Triclosan- Removed from Soaps, but not from Toothpaste?
Triclosan is found in many different products, including soap, antibacterial wipes, toys, clothes, cuttings boards, and many other places. This chemical, though, has some potentially harmful effects. Studies involving animals have shown that some bacteria that are exposed to triclosan may become resistant to antibiotics, and has raised some concern about its effect on fertility. Even more troubling is the suggestion that it increased the risk of cancer. For humans, the research has shown that this harmful chemical can affect hormones and interfere with proper fetal development.

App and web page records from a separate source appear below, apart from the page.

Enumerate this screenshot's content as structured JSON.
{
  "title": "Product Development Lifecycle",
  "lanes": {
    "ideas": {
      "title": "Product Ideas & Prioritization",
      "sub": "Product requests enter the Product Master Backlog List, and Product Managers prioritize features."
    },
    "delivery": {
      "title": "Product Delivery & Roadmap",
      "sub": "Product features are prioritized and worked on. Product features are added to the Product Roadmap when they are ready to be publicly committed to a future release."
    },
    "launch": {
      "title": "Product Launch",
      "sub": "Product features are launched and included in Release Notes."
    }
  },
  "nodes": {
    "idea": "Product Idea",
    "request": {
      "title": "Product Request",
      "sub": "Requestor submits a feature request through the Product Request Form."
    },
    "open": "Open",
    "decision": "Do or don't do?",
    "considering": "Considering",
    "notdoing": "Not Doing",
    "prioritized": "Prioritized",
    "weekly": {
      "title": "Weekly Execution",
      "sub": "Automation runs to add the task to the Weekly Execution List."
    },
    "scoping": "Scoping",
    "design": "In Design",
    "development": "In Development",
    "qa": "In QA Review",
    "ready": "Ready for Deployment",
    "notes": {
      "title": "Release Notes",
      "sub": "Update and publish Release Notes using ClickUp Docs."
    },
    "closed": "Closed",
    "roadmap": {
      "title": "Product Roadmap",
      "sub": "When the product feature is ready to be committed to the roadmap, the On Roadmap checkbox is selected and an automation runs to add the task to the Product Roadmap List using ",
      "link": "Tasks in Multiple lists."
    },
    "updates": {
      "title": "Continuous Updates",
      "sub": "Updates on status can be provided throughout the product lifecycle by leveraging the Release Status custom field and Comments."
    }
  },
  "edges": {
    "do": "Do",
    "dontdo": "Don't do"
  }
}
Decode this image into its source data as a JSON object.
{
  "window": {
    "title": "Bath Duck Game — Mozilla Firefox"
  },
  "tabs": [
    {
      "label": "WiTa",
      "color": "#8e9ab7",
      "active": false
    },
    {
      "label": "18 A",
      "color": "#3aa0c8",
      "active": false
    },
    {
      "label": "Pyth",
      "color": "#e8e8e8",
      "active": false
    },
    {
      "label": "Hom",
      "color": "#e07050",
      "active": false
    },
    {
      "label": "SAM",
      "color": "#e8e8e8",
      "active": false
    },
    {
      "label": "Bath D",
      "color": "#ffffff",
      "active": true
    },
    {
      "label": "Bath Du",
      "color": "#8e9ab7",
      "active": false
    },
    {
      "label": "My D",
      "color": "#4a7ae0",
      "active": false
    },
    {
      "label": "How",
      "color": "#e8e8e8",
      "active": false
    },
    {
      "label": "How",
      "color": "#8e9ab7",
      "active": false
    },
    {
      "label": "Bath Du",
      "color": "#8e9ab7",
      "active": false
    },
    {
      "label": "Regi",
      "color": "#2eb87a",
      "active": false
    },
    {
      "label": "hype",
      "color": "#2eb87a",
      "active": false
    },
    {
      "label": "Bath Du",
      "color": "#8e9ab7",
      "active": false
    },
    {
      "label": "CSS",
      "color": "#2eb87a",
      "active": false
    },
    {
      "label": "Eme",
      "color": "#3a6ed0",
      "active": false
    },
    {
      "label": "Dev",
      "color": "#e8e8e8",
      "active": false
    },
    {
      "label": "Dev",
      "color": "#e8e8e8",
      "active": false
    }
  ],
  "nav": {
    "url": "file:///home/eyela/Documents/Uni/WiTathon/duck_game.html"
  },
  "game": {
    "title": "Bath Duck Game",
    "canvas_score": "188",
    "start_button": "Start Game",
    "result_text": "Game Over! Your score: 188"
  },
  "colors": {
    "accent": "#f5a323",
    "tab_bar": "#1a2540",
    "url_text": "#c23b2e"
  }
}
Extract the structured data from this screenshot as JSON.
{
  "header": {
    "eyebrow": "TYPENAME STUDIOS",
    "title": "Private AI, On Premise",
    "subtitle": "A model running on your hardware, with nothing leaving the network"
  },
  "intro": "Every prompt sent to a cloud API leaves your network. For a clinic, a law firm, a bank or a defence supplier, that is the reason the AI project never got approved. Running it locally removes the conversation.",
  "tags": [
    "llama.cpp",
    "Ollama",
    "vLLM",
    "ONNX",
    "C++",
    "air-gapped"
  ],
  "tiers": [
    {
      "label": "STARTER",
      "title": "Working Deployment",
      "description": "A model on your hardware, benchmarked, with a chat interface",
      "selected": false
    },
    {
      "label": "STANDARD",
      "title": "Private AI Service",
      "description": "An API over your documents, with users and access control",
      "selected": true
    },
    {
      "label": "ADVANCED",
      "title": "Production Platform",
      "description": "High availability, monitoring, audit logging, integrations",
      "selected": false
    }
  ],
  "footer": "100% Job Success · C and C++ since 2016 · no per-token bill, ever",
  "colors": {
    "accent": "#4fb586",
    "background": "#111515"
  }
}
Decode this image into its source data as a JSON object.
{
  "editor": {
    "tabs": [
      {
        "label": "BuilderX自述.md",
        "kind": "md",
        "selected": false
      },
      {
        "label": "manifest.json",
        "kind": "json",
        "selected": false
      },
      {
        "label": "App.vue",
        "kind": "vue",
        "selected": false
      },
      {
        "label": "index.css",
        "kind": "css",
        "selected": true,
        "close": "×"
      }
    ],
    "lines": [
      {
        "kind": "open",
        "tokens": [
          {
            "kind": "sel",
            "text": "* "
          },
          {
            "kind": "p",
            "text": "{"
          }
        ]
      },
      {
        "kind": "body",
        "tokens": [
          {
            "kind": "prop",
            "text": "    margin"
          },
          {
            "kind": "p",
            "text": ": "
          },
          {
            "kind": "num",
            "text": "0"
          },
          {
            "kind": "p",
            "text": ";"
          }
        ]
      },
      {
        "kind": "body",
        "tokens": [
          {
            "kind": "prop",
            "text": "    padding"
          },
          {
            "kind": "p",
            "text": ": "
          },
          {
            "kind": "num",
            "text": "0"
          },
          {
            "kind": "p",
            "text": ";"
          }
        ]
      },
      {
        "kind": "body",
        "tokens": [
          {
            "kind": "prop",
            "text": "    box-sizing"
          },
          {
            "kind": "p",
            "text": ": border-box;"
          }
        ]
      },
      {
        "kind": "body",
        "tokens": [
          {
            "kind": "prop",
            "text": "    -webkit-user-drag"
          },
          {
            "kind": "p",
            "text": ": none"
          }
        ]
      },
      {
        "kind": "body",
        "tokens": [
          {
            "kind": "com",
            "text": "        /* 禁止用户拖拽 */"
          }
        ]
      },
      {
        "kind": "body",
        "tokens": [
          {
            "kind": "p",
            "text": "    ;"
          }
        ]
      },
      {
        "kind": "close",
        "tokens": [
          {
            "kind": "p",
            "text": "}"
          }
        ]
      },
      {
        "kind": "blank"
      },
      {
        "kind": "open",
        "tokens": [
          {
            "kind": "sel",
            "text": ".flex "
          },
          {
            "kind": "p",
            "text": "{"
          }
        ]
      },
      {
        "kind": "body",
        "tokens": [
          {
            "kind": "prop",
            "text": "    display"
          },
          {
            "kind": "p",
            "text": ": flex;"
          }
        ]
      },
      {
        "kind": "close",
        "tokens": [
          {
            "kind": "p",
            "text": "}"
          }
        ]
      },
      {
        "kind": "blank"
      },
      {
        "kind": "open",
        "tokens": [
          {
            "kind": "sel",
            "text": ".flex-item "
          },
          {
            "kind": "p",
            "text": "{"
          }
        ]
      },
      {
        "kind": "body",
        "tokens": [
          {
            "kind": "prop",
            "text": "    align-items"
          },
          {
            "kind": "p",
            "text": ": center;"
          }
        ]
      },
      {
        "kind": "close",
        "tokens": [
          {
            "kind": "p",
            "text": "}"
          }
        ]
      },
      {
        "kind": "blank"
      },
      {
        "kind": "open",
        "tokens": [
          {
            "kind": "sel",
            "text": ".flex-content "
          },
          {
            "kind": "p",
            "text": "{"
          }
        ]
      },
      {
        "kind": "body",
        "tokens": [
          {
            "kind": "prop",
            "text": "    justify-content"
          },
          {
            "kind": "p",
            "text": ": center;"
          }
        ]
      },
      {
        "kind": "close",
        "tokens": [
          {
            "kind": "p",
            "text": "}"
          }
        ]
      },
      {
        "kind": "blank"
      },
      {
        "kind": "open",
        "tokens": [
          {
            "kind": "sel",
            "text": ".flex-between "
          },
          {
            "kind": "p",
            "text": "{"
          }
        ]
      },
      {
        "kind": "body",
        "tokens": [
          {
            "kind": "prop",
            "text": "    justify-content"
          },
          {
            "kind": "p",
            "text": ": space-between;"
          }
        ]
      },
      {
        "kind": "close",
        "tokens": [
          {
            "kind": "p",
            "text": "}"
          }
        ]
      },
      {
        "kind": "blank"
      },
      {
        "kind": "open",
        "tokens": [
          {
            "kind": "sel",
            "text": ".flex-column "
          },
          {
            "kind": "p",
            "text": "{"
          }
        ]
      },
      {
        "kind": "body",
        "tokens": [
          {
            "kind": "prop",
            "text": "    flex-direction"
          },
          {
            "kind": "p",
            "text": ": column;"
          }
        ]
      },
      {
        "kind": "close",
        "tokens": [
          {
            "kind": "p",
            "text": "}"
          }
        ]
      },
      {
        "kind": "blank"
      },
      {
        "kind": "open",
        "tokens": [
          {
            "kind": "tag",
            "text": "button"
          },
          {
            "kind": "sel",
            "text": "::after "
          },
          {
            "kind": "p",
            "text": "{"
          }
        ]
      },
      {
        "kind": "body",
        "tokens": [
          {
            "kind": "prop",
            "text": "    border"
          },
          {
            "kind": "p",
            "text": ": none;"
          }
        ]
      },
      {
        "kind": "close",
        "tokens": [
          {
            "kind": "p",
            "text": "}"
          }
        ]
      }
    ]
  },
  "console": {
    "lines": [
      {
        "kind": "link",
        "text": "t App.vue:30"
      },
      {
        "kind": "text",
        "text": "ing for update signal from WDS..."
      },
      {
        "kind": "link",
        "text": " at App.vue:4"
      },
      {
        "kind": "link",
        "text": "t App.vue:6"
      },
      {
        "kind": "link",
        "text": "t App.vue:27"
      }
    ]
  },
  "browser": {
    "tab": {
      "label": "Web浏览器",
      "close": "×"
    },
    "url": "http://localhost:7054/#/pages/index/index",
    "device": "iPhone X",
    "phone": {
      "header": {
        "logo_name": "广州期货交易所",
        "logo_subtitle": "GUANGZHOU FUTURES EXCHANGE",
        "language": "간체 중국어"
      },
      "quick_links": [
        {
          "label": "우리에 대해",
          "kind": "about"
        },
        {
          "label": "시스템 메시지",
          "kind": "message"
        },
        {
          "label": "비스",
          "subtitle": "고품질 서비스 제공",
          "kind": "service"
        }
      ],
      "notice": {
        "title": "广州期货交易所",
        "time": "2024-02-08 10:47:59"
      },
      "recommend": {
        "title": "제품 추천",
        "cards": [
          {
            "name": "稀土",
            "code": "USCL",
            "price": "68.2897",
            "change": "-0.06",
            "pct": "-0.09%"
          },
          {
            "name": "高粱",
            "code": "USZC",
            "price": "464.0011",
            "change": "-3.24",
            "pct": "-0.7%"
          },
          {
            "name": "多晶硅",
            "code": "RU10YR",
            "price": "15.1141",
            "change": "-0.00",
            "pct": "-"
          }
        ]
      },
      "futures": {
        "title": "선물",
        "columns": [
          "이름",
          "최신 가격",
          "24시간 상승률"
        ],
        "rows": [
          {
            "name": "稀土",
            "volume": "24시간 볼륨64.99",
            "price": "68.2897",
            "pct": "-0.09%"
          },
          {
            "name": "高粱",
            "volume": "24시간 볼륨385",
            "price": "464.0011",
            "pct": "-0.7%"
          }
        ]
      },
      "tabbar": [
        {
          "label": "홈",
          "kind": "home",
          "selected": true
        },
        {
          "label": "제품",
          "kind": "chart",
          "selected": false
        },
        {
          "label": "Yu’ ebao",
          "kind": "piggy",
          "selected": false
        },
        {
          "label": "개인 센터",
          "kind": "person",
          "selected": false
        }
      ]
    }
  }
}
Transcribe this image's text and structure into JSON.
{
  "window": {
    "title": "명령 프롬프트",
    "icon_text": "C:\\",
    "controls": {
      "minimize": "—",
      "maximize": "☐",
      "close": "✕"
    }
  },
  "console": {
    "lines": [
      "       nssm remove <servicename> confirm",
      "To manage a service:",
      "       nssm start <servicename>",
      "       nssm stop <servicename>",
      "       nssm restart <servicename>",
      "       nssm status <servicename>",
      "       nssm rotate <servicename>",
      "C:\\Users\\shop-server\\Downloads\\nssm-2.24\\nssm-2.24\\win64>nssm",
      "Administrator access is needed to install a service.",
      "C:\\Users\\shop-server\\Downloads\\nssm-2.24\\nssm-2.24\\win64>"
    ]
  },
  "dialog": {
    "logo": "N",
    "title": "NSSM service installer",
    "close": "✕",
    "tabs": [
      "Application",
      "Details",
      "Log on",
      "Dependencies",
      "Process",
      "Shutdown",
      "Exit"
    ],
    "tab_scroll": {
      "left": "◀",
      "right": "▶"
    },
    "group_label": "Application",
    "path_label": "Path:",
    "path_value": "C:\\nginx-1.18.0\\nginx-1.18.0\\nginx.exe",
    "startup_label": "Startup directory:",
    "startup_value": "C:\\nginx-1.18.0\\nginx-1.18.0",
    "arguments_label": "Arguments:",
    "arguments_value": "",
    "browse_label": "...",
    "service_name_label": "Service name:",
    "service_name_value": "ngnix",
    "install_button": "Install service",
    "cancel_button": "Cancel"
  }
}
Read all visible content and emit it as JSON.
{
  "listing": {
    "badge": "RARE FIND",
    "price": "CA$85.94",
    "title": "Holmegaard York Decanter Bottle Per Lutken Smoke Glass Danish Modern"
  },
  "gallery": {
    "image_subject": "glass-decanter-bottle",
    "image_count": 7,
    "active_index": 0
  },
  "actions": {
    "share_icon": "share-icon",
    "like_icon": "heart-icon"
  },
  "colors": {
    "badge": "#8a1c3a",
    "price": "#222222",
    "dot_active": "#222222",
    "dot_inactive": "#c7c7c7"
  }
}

The strange thing is, several years ago Colgate-Palmolive removed triclosan from all of its soap products because of safety concerns brought up by consumer groups, but the company left it in its best-selling toothpaste, Colgate Total. Chemicals are easily absorbed in the mouth, so if triclosan is a health concern when used topically, such as in soap, using it in your mouth would not be any safer.
Colgate stands behind its claim that its toothpaste is safe, but interestingly, summaries of the toxicology studies were not published for the general public. Infact, they were withheld by the FDA for 17 years, and were only made available this year. Another point that should be mentioned is that the FDA does not perform their own scientific study on products; instead they rely on company-backed research to “prove” that a drug or product is safe for the consumer. This obviously would not be impartial, and poses a huge conflict of interest.
Triclosan is one of the most prevalent endocrine-disrupting chemicals out there right now. Bone deformations in animal studies suggest hormonal effects, which affect the endocrine system. These endocrine-disrupting chemicals can promote a variety of health concerns, including: ovarian, testicular, breast and prostate cancer, as well as low birth weight babies, and preterm babies.
We did a blog post about Triclosan about 2 years ago, to read it please click here.